Well I am not part of a group as I am deeply antisocial! I am very happy to swim on my own, but as it’s Winter I think it’s safer to go in with someone (when restrictions allow). But if the water is safe and the weather is good I am happy to go in on my own. There is something for me about being suspended in the water, I feel weightless. Having felt so heavy for my adult life that feeling of weightlessness is a real gift and it’s something that I treasure and, this sounds very woo woo, it has been very healing for me.
Has the sea swimming had an effect on your writing?
It has been very freeing. If your internal narrative is constant and noisy and not very nice to you, when you vocalise it, it dissolves the power from the words, making space for other things to come in. So creatively both sea swimming and the podcast have been helpful to make away for courage to write what I really wanted to write. I hope it is authentically me and will resonate with other people. I hope I am being bolder and braver than I have been before.
You are one of the BBC Cornish Voices, has that been part of this emboldening process?
Yeah! I was quite staggered as BBC Writersrooms are incredible, and the list of people I am alongside are people I have respected for a long time. So to be considered part of that was a real boost to my confidence and something that I think I needed. I am learning as much as possible through it, and channeling that courage to be brave! It’s a brilliant opportunity.

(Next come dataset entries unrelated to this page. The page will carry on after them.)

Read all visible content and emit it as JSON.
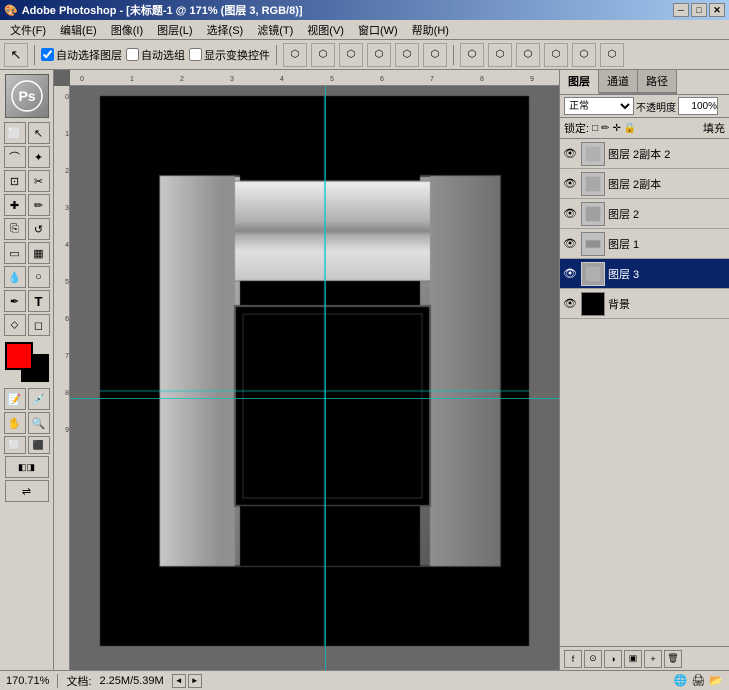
{
  "titlebar": {
    "title": "Adobe Photoshop - [未标题-1 @ 171% (图层 3, RGB/8)]",
    "app": "Adobe Photoshop",
    "doc": "未标题-1 @ 171% (图层 3, RGB/8)",
    "min_btn": "─",
    "max_btn": "□",
    "close_btn": "✕"
  },
  "menubar": {
    "items": [
      "文件(F)",
      "编辑(E)",
      "图像(I)",
      "图层(L)",
      "选择(S)",
      "滤镜(T)",
      "视图(V)",
      "窗口(W)",
      "帮助(H)"
    ]
  },
  "toolbar": {
    "auto_select_layer": "自动选择图层",
    "auto_select_group": "自动选组",
    "show_transform": "显示变换控件"
  },
  "layers_panel": {
    "tabs": [
      "图层",
      "通道",
      "路径"
    ],
    "active_tab": "图层",
    "blend_mode": "正常",
    "opacity_label": "不透明度",
    "opacity_value": "100%",
    "lock_label": "锁定:",
    "fill_label": "填充",
    "layers": [
      {
        "name": "图层 2副本 2",
        "visible": true,
        "selected": false,
        "thumb_color": "#c0c0c0"
      },
      {
        "name": "图层 2副本",
        "visible": true,
        "selected": false,
        "thumb_color": "#c0c0c0"
      },
      {
        "name": "图层 2",
        "visible": true,
        "selected": false,
        "thumb_color": "#c0c0c0"
      },
      {
        "name": "图层 1",
        "visible": true,
        "selected": false,
        "thumb_color": "#c0c0c0"
      },
      {
        "name": "图层 3",
        "visible": true,
        "selected": true,
        "thumb_color": "#a0a0a0"
      },
      {
        "name": "背景",
        "visible": true,
        "selected": false,
        "thumb_color": "#000000"
      }
    ]
  },
  "statusbar": {
    "zoom": "170.71%",
    "doc_label": "文档:",
    "doc_size": "2.25M/5.39M",
    "nav_prev": "◄",
    "nav_next": "►"
  },
  "colors": {
    "fg": "#ff0000",
    "bg": "#000000",
    "accent_blue": "#0a246a",
    "guide_cyan": "rgba(0,200,200,0.7)"
  }
}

So when you are not writing, where is your favourite place to be in Cornwall?
Is probably Porthgwidden Beach. I have very happy memories of being there with the kids when they were growing up. Its where I prefer to swim when I can. There is something lovely about it even though it gets very busy in the summer and its kind of ‘commercial Cornwall’. That’s definitely the first one that springs to mind.
Lockdown aside, what would be your ideal day in Cornwall?
My ideal day would be a gathering the kids, my husband, and some friends together and going down to Grebe Beach near Falmouth and having a really nice swim. Then going and finding a pub on the river somewhere and eating all of the food with all of the friends. Having drinks and watching the sun go down. One day we’ll be able to do it again!
One final question, what do you love most about living and working in Cornwall?
What I love most is the freedom to be me. I think it took me a long time to work out what that looked like but I don’t think I could have done it anywhere but here.
Listen to How To Breathe So You Don’t Look Fat
About Anna Mansell
Anna Mansell is the Amazon best selling author of six novels. She’s written monologues and radio plays, whilst also co-writing two comedy drama TV shows. Anna hosts the Podcast How To Breathe So You Don’t Look Fat, with a second season launching in February.